“We’ve been hearing over and over again, ‘Wash your hands, wash your hands,’” said WorkShop CEO Tom Farrell of instructions from the CDC on how to curb the pandemic’s transmission. “Well, what if you don’t have running water?”
Joe Witthohn, WorkShop’s executive producer, helped coordinate efforts in Southeast Pennsylvania to procure and send more than 3,000 masks and other items to Chinle’s residents. In addition, Farrell worked with Scott and Don Avellino of Revivalist Spirits distillery in Elverson, Pa., to donate two 55-gallon drums of hand sanitizer to Chinle.
Their concern has not been lost on Chinle High School’s athletic director, Shaun Martin, who figures prominently in Basketball or Nothing.
“We hear from people who come through Navajo Nation and have big ideas, all the time,” he said. “But how many come to fruition? And the ones that come to fruition, how many have the best interests of the local people in mind?
“The people at The WorkShop told our story from our perspective. But then they stuck around in our community with the right intentions. Their actions have proven that they care. The things they sent have been enormously helpful. It was almost impossible for us to get masks and gloves. They showed we’re still in the forefront of their minds.”

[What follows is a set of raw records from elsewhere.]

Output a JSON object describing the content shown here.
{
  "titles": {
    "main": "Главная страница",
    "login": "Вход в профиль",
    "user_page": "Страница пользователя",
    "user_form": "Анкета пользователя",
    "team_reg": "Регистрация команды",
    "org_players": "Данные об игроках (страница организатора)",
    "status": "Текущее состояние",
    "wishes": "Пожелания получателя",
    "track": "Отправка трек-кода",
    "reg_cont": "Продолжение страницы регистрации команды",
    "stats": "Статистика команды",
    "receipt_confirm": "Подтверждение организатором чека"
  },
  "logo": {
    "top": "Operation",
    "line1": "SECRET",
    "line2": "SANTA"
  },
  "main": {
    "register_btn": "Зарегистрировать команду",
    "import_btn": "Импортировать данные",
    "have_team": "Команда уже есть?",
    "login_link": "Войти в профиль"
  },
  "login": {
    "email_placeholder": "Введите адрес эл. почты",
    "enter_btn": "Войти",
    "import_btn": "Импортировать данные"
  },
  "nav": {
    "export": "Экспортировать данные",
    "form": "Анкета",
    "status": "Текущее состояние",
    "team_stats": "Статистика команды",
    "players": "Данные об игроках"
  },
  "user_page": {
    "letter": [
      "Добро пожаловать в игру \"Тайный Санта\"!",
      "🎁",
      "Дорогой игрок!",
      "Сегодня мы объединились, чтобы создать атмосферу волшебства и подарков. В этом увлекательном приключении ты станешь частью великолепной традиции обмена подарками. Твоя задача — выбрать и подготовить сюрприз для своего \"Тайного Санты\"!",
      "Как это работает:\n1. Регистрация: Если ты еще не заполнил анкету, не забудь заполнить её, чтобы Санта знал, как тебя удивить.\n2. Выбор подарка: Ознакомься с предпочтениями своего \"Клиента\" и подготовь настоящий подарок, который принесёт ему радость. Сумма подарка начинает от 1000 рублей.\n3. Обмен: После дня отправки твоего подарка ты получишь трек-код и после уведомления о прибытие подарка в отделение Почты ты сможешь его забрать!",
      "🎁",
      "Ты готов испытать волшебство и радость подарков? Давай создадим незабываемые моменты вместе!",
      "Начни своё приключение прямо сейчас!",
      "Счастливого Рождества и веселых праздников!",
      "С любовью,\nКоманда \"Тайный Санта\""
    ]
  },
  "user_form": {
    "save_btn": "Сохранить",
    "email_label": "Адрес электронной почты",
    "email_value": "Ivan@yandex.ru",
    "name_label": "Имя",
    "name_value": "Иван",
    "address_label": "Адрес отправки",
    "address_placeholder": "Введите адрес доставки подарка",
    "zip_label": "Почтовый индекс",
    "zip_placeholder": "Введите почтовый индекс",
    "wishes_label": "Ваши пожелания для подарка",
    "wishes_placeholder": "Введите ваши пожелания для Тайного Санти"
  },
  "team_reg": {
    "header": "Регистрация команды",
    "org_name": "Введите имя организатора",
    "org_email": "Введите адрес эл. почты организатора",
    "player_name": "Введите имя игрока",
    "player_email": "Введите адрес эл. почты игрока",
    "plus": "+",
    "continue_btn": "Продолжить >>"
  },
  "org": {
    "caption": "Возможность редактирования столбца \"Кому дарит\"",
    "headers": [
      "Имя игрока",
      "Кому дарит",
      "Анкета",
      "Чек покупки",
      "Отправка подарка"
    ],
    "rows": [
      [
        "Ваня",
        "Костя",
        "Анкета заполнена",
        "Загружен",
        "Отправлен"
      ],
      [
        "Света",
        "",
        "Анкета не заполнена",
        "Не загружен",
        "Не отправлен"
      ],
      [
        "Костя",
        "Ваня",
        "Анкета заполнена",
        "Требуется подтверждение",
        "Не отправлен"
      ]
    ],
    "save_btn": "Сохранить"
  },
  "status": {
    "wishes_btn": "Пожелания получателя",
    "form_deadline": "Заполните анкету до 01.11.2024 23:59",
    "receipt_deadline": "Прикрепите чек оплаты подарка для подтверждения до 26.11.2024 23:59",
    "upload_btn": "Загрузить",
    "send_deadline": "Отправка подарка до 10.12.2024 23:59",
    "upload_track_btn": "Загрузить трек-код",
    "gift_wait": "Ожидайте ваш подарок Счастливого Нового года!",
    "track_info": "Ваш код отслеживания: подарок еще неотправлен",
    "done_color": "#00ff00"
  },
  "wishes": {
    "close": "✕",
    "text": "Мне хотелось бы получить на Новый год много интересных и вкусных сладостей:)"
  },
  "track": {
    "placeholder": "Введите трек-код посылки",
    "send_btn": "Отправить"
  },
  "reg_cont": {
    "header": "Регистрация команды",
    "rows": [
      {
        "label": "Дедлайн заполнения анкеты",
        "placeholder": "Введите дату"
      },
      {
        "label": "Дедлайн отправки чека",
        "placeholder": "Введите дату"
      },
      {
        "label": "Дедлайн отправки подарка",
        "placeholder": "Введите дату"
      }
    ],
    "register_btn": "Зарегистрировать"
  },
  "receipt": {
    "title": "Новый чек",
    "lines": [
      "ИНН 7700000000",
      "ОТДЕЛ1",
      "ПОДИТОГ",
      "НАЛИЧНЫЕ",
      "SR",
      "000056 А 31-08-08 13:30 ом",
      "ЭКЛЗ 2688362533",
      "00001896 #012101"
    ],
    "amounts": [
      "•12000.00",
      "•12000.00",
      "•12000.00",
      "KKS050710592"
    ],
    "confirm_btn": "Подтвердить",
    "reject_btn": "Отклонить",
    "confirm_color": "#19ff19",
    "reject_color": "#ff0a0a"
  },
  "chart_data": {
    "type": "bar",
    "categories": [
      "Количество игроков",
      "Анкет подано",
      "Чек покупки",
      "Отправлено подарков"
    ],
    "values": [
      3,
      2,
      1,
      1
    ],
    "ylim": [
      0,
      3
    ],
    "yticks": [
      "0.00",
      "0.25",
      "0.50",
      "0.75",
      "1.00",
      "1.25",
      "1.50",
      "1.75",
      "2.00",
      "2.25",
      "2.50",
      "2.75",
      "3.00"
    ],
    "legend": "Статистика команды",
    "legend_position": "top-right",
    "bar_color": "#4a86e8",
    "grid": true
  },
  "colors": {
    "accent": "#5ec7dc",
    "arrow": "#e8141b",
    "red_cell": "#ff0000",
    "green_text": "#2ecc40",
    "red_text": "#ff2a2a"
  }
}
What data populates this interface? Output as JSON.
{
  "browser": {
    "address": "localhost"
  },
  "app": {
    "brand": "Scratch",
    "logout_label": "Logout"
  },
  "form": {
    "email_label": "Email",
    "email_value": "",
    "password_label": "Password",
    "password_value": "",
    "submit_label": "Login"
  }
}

The folks at The WorkShop know they sent a lot of material the Navajo people’s way. They believe they received much more in return.
“I think about these kids every day,” Howley said. “Our crew would talk on a nightly basis about the things that we complain about and how they pale in comparison to what we were seeing on Navajo Nation.
“But these kids didn’t complain or let their situations get the best of them. They fought and continue to fight. It can be very hard on the reservation, but they aren’t making excuses.
“People might think these kids are lucky because they got their stories told to a global audience. But I feel that we were lucky. We got to laugh with these kids, cry with them, get to know them, and now root for them.”